What if you lived in a culture where an alternative family structure was the norm?
Last week, we talked about modern family structures in the West.
We noted that the West’s norm of a nuclear family with father + mother + children is evolving.
While such a family is still the norm, same-sex couples can adopt, divorce is more common, leading to patchwork families, and family structures that were once considered “alternative” are becoming more mainstream.
But, as we also noted in last week’s post, alternative family structures aren’t really new or modern at all.
Anthropologist Arthur J. Rubel of the University of Alaska delved into the “alternative” lifestyles of the Inuit and Aleut peoples of Alaska and Greenland.
In 1961, he put forth a summary of his and others’ findings, the field research of which dated back to 1888.
In his published article, he tells about the relations between Komallik Eskimos, who researchers noted would exchange their wives usually for not more than one night at a time.
Moreover, regarding the Eskimos nearer the Bering Strait, he writes:
“It is a common custom for two men living in different villages to agree to become bond-fellows or brothers by adoption. Having made this arrangement, whenever one of the two men goes to the other’s village he is received as the bond brother’s guest and is given the use of his host’s bed with his wife during his stay.”
He further notes that, on St. Lawrence Island, the wife-exchange was considered a special ceremony with the tribe’s religious system incorporated into the exchange.
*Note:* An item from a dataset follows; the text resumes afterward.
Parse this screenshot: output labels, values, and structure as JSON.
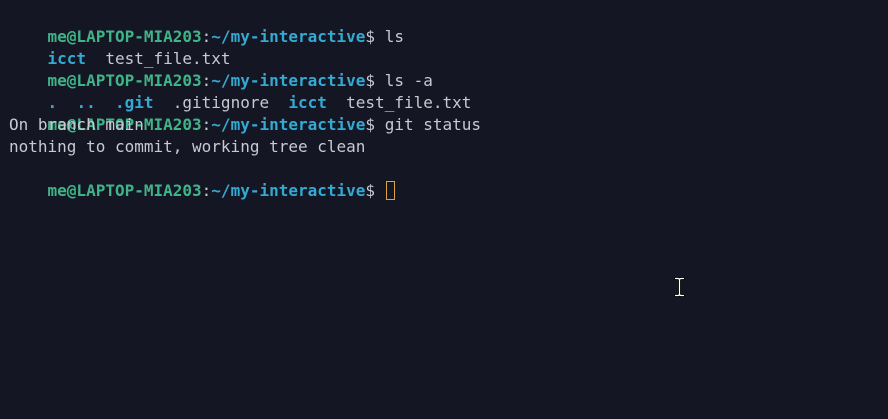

“This ceremony, called the kaezivas, implicated the closest kinsmen and their wives.”
You can take this anthropological study with a grain of salt. Remember, Rubel was looking at it through his own cultural lens, which can often distort things.
When interpreting anthropological studies, it’s important to note that the researcher’s own culture – with all the values and norms that accompany it – often drives the narrative.
This study, for instance, was proven to be exaggerated. Contrary to what was presented in the published study, the wife-exchange was not a widespread custom. And, although such behaviors did occur, they were often more complex and practical than described.
For example, when a man who lived near the river wanted to hunt game for a season, and another who lived in the woods wanted to fish for salmon, they might exchange places – and wives – because the hunter’s wife would be happier cleaning hides, while the fisherman’s wife would prefer preparing fish.
So, there was often practicality at play with this behavior.
Moreover, recent studies have suggested that these villages were so isolated that, without extra-marital relations, the genetic pool would have died off, thus threatening the population, altogether.
Comparing traditional societies with modern ones is not a fair comparison. After all, modern societies no longer survive off of hunting and gathering.
However, even modern cultures differ in their view of marriage, sex, and family structures, according to their cultural values and norms.
Next week, we’ll travel to Japan and dive into those differences between East and West.